Rhythm

“[This exercise] is a great way of challenging our minds and our hands!”

Improvisation

Learn Kim Robertson’s “musical sandwich” exercise for improvising with arpeggio patterns.

Arpeggios

“As always, when I’m doing technical exercises, I want to incorporate as much . . . musicality as I can.”

Scales

Use this “toolkit” of exercises from Nicole Brady to strengthen your crossovers and crossunders.

From the Repertoire

Learn Lynne Aspnes’s secrets for articulating quickly and working Pozzoli’s first etude up to speed.

Day 3

Today’s top technique tip:

Avoid Excess Motion

“If you move too much in any direction, you’re actually slowing down your eventual ability to play a scale quite quickly, which is what you want in the long term.”

—Nicole Brady from “8-note scales”

Arpeggios

“When we go up we have a position that enables you to go high [with] the thumb driving upward; when we come down . . . aim to shoot low with your second finger.”

Rhythm

“This melodic [scale] is going to shift [rhythmically] every [repetition] and therefore strengthen a different finger [every repetition] as we move up and down the harp.”

Improvisation

Learn to create beautiful improvisations by combining Kim Robertson’s “heartbeat” etude and large interval exercise.

Create-Your-Own

Use Nicole Brady’s demonstration of the 8-note scale to create your own scale exercises focusing on maintaining beautiful position and efficiency of movement.

From the Repertoire

“. . . I’m moving the thumbs towards the column and fingers into the hands so [my fingers] look like spiders legs on the strings while maintaining a very calm palm. . . . That’s what allows you to have a really controlled, even legato throughout this prelude.”

Bonus

“You’re playing for people, not playing in front of people—there’s a difference.”

Day 2

Today’s top technique tip:

Develop fluency with placing chords

“It’s really useful to first place the fingers [on the strings] and then come off the harp, holding that position, much like a cookie cutter . . . you have its firm shape, and you can put it right into the cookie dough (in this case our strings) over and over and over. . . . And then you can practice going from the soundboard up to make the cookie cutter and then place it on the strings. And that process is something you want to speed up [to be] something you can do in your sleep.”

—Nicole Brady from “Chords”

Strength Building

“By doing [this] exercise, you’re actually conditioning your hand and creating each individual finger [to behave] like an instrument, and this is really the secret of good tone on the harp.”
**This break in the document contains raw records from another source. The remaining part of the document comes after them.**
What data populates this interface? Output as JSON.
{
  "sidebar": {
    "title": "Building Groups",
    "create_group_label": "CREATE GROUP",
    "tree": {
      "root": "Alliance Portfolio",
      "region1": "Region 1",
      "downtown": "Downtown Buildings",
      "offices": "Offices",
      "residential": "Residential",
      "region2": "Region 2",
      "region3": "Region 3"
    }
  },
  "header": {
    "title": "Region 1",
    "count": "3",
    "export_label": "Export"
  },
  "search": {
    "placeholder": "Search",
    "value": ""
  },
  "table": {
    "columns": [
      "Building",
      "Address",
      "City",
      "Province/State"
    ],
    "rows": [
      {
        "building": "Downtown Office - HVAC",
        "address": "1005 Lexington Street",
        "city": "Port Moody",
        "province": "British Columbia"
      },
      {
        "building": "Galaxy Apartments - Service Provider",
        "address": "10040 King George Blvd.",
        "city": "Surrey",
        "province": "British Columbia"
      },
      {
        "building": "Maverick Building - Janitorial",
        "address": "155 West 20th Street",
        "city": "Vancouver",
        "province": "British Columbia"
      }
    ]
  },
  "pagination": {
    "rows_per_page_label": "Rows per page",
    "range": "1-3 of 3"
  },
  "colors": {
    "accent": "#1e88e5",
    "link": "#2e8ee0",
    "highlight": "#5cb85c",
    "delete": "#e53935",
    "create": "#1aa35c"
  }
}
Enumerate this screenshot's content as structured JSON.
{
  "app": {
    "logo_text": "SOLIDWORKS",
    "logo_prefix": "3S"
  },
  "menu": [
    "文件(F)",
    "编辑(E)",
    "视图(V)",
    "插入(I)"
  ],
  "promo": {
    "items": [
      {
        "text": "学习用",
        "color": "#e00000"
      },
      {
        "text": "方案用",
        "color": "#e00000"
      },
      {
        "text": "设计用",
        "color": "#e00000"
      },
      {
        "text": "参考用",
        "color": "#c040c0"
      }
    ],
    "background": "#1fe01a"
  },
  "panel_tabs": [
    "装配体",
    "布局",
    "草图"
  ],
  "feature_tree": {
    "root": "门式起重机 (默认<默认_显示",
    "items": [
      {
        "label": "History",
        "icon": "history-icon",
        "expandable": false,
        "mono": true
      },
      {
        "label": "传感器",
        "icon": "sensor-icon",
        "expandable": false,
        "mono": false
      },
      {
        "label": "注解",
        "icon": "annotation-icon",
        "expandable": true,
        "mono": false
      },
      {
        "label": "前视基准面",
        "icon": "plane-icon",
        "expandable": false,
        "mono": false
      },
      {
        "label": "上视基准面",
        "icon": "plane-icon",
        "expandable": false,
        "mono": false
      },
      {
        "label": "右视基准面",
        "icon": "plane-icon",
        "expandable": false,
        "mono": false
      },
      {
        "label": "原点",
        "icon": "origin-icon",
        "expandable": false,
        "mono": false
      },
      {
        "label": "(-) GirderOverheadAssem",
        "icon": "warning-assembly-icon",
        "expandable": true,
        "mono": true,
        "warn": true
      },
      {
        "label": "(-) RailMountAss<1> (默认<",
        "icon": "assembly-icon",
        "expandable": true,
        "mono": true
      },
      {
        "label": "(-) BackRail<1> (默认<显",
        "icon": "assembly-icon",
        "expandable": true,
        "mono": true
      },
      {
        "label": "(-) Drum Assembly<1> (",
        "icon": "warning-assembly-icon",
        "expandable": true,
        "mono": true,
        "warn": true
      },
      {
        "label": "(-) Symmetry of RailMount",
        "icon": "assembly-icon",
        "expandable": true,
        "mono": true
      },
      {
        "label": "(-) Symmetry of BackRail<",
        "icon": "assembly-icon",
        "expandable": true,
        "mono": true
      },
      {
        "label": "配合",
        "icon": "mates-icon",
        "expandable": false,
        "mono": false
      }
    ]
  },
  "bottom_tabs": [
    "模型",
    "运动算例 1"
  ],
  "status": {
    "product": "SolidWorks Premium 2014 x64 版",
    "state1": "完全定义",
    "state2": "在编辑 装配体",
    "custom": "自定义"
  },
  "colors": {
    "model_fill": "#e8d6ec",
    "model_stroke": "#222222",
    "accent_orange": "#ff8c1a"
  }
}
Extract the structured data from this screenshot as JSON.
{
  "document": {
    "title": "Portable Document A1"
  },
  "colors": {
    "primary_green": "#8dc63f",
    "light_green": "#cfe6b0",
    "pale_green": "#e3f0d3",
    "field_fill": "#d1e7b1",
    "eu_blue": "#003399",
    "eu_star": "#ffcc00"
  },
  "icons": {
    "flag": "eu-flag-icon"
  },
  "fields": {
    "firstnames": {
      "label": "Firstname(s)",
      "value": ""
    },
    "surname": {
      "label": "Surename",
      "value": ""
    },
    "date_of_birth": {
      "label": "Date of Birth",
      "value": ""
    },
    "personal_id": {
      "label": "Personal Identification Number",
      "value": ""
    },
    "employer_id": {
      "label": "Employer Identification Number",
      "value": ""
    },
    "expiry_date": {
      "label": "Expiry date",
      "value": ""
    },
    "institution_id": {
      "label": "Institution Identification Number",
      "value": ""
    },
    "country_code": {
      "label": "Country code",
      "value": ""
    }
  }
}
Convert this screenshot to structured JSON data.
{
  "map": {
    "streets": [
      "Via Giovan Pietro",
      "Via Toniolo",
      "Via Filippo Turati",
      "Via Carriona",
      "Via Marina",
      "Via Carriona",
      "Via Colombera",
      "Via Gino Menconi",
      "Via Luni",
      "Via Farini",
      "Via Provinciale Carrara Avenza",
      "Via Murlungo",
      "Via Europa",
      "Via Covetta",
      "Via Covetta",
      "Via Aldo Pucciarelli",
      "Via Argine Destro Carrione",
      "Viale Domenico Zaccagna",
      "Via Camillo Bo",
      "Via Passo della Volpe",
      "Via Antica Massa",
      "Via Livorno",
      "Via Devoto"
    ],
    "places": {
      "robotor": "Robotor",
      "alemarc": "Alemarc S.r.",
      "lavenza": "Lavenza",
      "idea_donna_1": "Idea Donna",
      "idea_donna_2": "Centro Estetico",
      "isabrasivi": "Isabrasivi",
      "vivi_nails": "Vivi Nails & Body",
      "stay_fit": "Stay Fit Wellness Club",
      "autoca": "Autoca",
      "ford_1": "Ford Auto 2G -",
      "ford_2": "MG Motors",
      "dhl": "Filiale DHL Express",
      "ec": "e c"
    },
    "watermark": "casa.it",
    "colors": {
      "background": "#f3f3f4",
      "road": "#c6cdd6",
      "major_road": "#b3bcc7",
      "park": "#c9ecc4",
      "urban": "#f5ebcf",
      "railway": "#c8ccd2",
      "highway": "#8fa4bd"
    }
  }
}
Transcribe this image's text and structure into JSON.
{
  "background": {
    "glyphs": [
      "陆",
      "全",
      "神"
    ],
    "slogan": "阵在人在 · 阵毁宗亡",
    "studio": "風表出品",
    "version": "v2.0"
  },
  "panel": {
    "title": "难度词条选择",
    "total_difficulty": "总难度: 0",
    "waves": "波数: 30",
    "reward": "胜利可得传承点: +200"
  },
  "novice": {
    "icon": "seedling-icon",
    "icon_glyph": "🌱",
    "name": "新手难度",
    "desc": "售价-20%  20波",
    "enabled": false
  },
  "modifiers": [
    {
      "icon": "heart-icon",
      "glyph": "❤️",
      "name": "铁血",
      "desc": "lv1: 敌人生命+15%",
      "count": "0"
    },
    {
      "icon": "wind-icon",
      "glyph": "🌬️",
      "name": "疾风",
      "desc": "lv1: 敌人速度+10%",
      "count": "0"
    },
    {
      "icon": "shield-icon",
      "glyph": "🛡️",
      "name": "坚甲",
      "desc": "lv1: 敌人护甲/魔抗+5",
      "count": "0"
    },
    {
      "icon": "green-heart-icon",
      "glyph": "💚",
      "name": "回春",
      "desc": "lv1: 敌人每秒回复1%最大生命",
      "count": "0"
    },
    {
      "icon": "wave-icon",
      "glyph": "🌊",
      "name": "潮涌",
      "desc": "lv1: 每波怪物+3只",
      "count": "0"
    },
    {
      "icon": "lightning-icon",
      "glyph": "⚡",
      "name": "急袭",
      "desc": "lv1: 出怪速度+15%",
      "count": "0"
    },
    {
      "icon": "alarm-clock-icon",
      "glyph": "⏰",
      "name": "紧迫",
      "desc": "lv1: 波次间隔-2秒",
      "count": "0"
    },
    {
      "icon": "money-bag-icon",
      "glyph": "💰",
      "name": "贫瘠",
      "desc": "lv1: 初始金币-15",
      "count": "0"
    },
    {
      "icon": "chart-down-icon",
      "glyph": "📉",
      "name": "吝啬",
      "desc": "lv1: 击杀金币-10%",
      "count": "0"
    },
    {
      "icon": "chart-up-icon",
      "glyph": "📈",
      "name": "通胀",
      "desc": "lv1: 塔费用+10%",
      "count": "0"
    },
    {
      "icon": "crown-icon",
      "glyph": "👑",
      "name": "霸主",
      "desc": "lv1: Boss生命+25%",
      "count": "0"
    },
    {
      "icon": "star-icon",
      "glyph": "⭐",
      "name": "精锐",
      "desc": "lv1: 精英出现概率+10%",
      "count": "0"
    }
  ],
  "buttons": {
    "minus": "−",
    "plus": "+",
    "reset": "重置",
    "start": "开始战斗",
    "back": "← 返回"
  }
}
Intervals

“You’re working for tone . . . You’re looking for that beautiful sweet spot on your string and once you start actually playing tunes you’ll have done all this groundwork and your fingers will be confident in where they’re going and how hard they’re supposed to pull.”

Improvisation

“The secret with the right hand is to also copy that heartbeat feeling so [the two note intervals] are not equal. You don’t want it to sound like an exercise, you want it to sound like music. . . like that feeling of a heartbeat.”

Create-Your-Own

Use Nicole Brady’s basic troubleshooting techniques to customize your own exercises for developing fluency playing chords.

From the Repertoire

“When you are in the learning process, it’s very important that you look ahead of the next notes and you try to grab them all at once. . . .We need to make sure the right hand is not lazy”

Bonus

“The problem comes in when we equate the way we play the harp with our value and worth as a human being. . . . We have to . . . separate the two.”

Day 1

(Day 1 is FREE during the entire week of cross-training, July 29–August 2 2019!
For complete access to all the videos, join Harp Column Academy now.)

Today’s top technique tip:

Maintain space between 2nd finger and thumb

“If I play and I start to [collapse the space between my thumb and second finger], this weakens my thumb. And this is true in every scale you’ll ever play. You don’t want that [collapsing]; you want this open hand that maintains that [open space], and then you close efficiently and beautifully.”

—Nicole Brady from “4-Note Scales”

Strength Building

“You really only play as good as your tone!”

Rhythm

“I constantly count out loud, and I recommend that you do the same to make sure that your hands are getting placed exactly where they should be.”

Improvisation